Open an Exegetical Guide.
Enter the text you want to study.
For example: Enter John 3:16.
Note: Learn more about the Exegetical Guide.
Select the word you want to study.
Expand the Word by Word heading. Logos displays your passage in the original language. Scroll down to the word entry or click the word in the text to navigate directly to the entry.
For example: Select Οὕτως (Houtōs).
Hover over the morphological ambiguity symbol.
Beneath the lemma and gloss is the morphological information about the word. When the ± symbol appears between words, Logos indicates that the word is tagged differently in some of your resources.
For example: Logos indicates that one resource tagged this word as an adverb and another resource tagged it as an adverb or adjective (which is linguistically possible based on the form).
Note: If you don’t see the ± symbol, this means that you don’t own any resources that display different morphological tagging for this word in this location.
You can also see morphological ambiguities in the Old Testament (although the resources are different).
For example: In Exodus 1:2, benē (“sons”) has differing tags in various morphologies.
Open the Exegetical Guide in Logos.
View Ambiguities in a Resource
Depending on your available resources, you can view morphological ambiguities as you read.
Hover over a word. Logos displays the morphological information in the popup at the bottom of the panel. If more than one tag fits the context, Logos displays both options.
Right-click a word. Logos displays the morphological tagging in the left-hand column of the Context Menu. If more than one tag fits the context, Logos displays both options.

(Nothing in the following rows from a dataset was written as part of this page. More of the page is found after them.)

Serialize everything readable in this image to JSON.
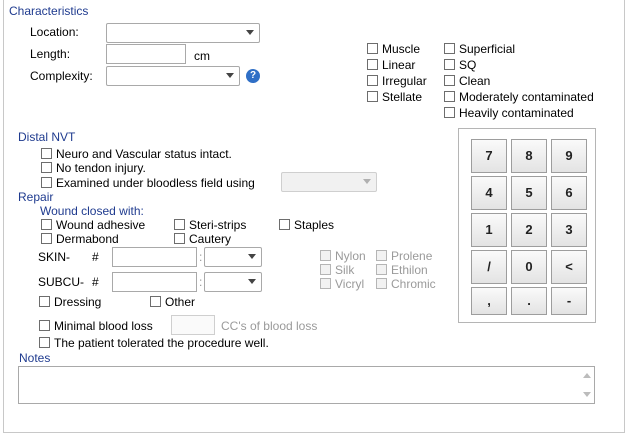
{
  "characteristics": {
    "title": "Characteristics",
    "location_label": "Location:",
    "length_label": "Length:",
    "length_unit": "cm",
    "complexity_label": "Complexity:",
    "help_glyph": "?",
    "wound_types": [
      "Muscle",
      "Linear",
      "Irregular",
      "Stellate"
    ],
    "contamination": [
      "Superficial",
      "SQ",
      "Clean",
      "Moderately contaminated",
      "Heavily contaminated"
    ]
  },
  "distal_nvt": {
    "title": "Distal NVT",
    "items": [
      "Neuro and Vascular status intact.",
      "No tendon injury.",
      "Examined under bloodless field using"
    ]
  },
  "repair": {
    "title": "Repair",
    "closed_with_label": "Wound closed with:",
    "closure_options": [
      "Wound adhesive",
      "Dermabond",
      "Steri-strips",
      "Cautery",
      "Staples"
    ],
    "skin_label": "SKIN-",
    "subcu_label": "SUBCU-",
    "hash": "#",
    "colon": ":",
    "suture_left": [
      "Nylon",
      "Silk",
      "Vicryl"
    ],
    "suture_right": [
      "Prolene",
      "Ethilon",
      "Chromic"
    ],
    "dressing_label": "Dressing",
    "other_label": "Other",
    "minimal_blood_loss_label": "Minimal blood loss",
    "blood_loss_unit": "CC's of blood loss",
    "tolerated_label": "The patient tolerated the procedure well."
  },
  "notes": {
    "title": "Notes",
    "value": ""
  },
  "keypad": {
    "keys": [
      "7",
      "8",
      "9",
      "4",
      "5",
      "6",
      "1",
      "2",
      "3",
      "/",
      "0",
      "<",
      ",",
      ".",
      "-"
    ]
  },
  "colors": {
    "section_blue": "#1f3b8f",
    "help_blue": "#2f6fc6",
    "disabled_text": "#9a9a9a"
  }
}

Note: You can also access a word’s morphological distribution across Scripture using the Morphology Charts Interactive.
See these Morphologically tagged resources in Logos: